Do any lines in the data below contain "weights"? If so, copy every one of them.

┌─ Records supplied

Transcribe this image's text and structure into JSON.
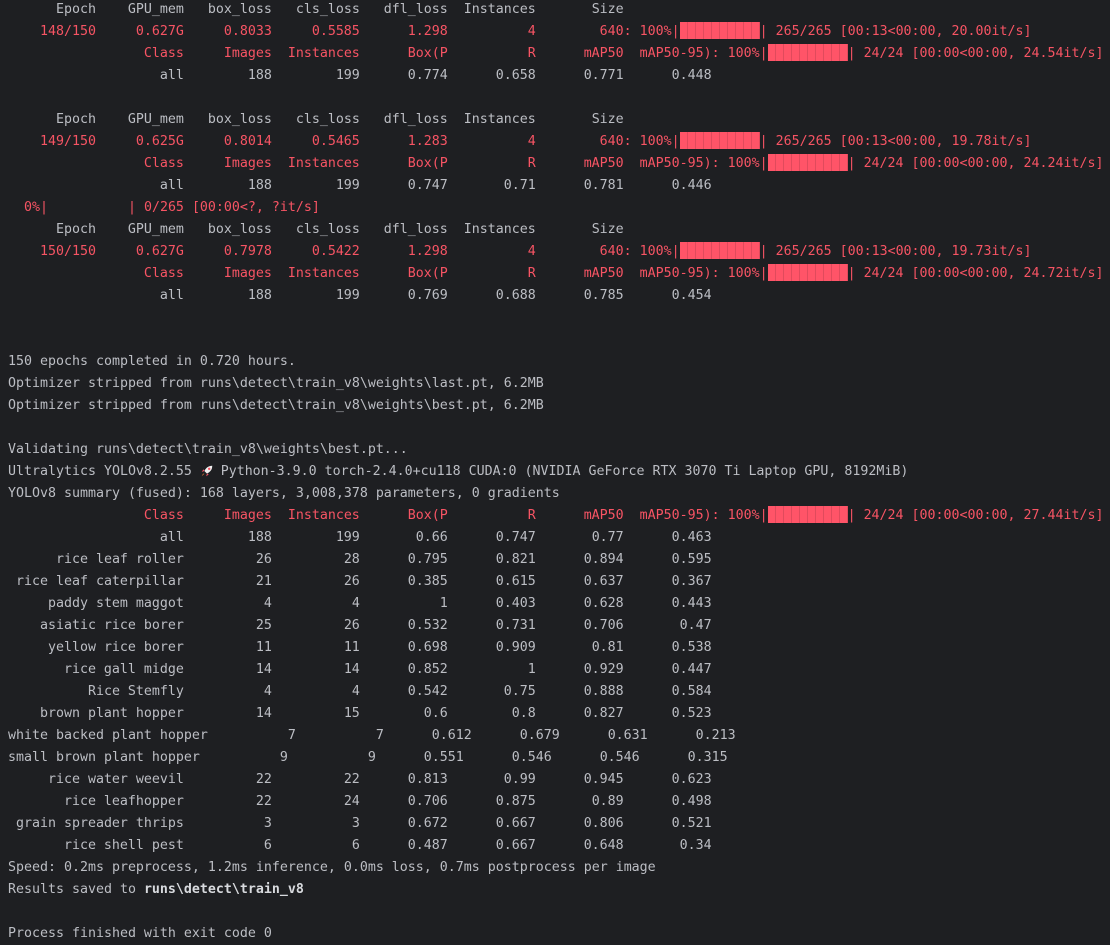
{
  "colors": {
    "background": "#1e1f22",
    "text": "#bcbec4",
    "accent_red": "#f75464"
  },
  "train_header": [
    "Epoch",
    "GPU_mem",
    "box_loss",
    "cls_loss",
    "dfl_loss",
    "Instances",
    "Size"
  ],
  "val_header": [
    "Class",
    "Images",
    "Instances",
    "Box(P",
    "R",
    "mAP50",
    "mAP50-95)"
  ],
  "epochs": [
    {
      "values": [
        "148/150",
        "0.627G",
        "0.8033",
        "0.5585",
        "1.298",
        "4",
        "640"
      ],
      "train_progress": {
        "percent": "100%",
        "fraction": 1.0,
        "count": "265/265",
        "timing": "[00:13<00:00, 20.00it/s]"
      },
      "val_progress": {
        "percent": "100%",
        "fraction": 1.0,
        "count": "24/24",
        "timing": "[00:00<00:00, 24.54it/s]"
      },
      "all": [
        "all",
        "188",
        "199",
        "0.774",
        "0.658",
        "0.771",
        "0.448"
      ]
    },
    {
      "values": [
        "149/150",
        "0.625G",
        "0.8014",
        "0.5465",
        "1.283",
        "4",
        "640"
      ],
      "train_progress": {
        "percent": "100%",
        "fraction": 1.0,
        "count": "265/265",
        "timing": "[00:13<00:00, 19.78it/s]"
      },
      "val_progress": {
        "percent": "100%",
        "fraction": 1.0,
        "count": "24/24",
        "timing": "[00:00<00:00, 24.24it/s]"
      },
      "all": [
        "all",
        "188",
        "199",
        "0.747",
        "0.71",
        "0.781",
        "0.446"
      ]
    },
    {
      "values": [
        "150/150",
        "0.627G",
        "0.7978",
        "0.5422",
        "1.298",
        "4",
        "640"
      ],
      "train_progress": {
        "percent": "100%",
        "fraction": 1.0,
        "count": "265/265",
        "timing": "[00:13<00:00, 19.73it/s]"
      },
      "val_progress": {
        "percent": "100%",
        "fraction": 1.0,
        "count": "24/24",
        "timing": "[00:00<00:00, 24.72it/s]"
      },
      "all": [
        "all",
        "188",
        "199",
        "0.769",
        "0.688",
        "0.785",
        "0.454"
      ]
    }
  ],
  "interim_progress": {
    "percent": "0%",
    "fraction": 0.0,
    "count": "0/265",
    "timing": "[00:00<?, ?it/s]"
  },
  "summary": {
    "completed": "150 epochs completed in 0.720 hours.",
    "stripped_last": "Optimizer stripped from runs\\detect\\train_v8\\weights\\last.pt, 6.2MB",
    "stripped_best": "Optimizer stripped from runs\\detect\\train_v8\\weights\\best.pt, 6.2MB",
    "validating": "Validating runs\\detect\\train_v8\\weights\\best.pt...",
    "ultralytics_version": "Ultralytics YOLOv8.2.55",
    "env": "Python-3.9.0 torch-2.4.0+cu118 CUDA:0 (NVIDIA GeForce RTX 3070 Ti Laptop GPU, 8192MiB)",
    "model_summary": "YOLOv8 summary (fused): 168 layers, 3,008,378 parameters, 0 gradients"
  },
  "final_val": {
    "progress": {
      "percent": "100%",
      "fraction": 1.0,
      "count": "24/24",
      "timing": "[00:00<00:00, 27.44it/s]"
    },
    "rows": [
      [
        "all",
        "188",
        "199",
        "0.66",
        "0.747",
        "0.77",
        "0.463"
      ],
      [
        "rice leaf roller",
        "26",
        "28",
        "0.795",
        "0.821",
        "0.894",
        "0.595"
      ],
      [
        "rice leaf caterpillar",
        "21",
        "26",
        "0.385",
        "0.615",
        "0.637",
        "0.367"
      ],
      [
        "paddy stem maggot",
        "4",
        "4",
        "1",
        "0.403",
        "0.628",
        "0.443"
      ],
      [
        "asiatic rice borer",
        "25",
        "26",
        "0.532",
        "0.731",
        "0.706",
        "0.47"
      ],
      [
        "yellow rice borer",
        "11",
        "11",
        "0.698",
        "0.909",
        "0.81",
        "0.538"
      ],
      [
        "rice gall midge",
        "14",
        "14",
        "0.852",
        "1",
        "0.929",
        "0.447"
      ],
      [
        "Rice Stemfly",
        "4",
        "4",
        "0.542",
        "0.75",
        "0.888",
        "0.584"
      ],
      [
        "brown plant hopper",
        "14",
        "15",
        "0.6",
        "0.8",
        "0.827",
        "0.523"
      ],
      [
        "white backed plant hopper",
        "7",
        "7",
        "0.612",
        "0.679",
        "0.631",
        "0.213"
      ],
      [
        "small brown plant hopper",
        "9",
        "9",
        "0.551",
        "0.546",
        "0.546",
        "0.315"
      ],
      [
        "rice water weevil",
        "22",
        "22",
        "0.813",
        "0.99",
        "0.945",
        "0.623"
      ],
      [
        "rice leafhopper",
        "22",
        "24",
        "0.706",
        "0.875",
        "0.89",
        "0.498"
      ],
      [
        "grain spreader thrips",
        "3",
        "3",
        "0.672",
        "0.667",
        "0.806",
        "0.521"
      ],
      [
        "rice shell pest",
        "6",
        "6",
        "0.487",
        "0.667",
        "0.648",
        "0.34"
      ]
    ]
  },
  "speed": "Speed: 0.2ms preprocess, 1.2ms inference, 0.0ms loss, 0.7ms postprocess per image",
  "results": {
    "prefix": "Results saved to ",
    "path": "runs\\detect\\train_v8"
  },
  "exit": "Process finished with exit code 0"
}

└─

Answer below:
    "stripped_last": "Optimizer stripped from runs\\detect\\train_v8\\weights\\last.pt, 6.2MB",
    "stripped_best": "Optimizer stripped from runs\\detect\\train_v8\\weights\\best.pt, 6.2MB",
    "validating": "Validating runs\\detect\\train_v8\\weights\\best.pt...",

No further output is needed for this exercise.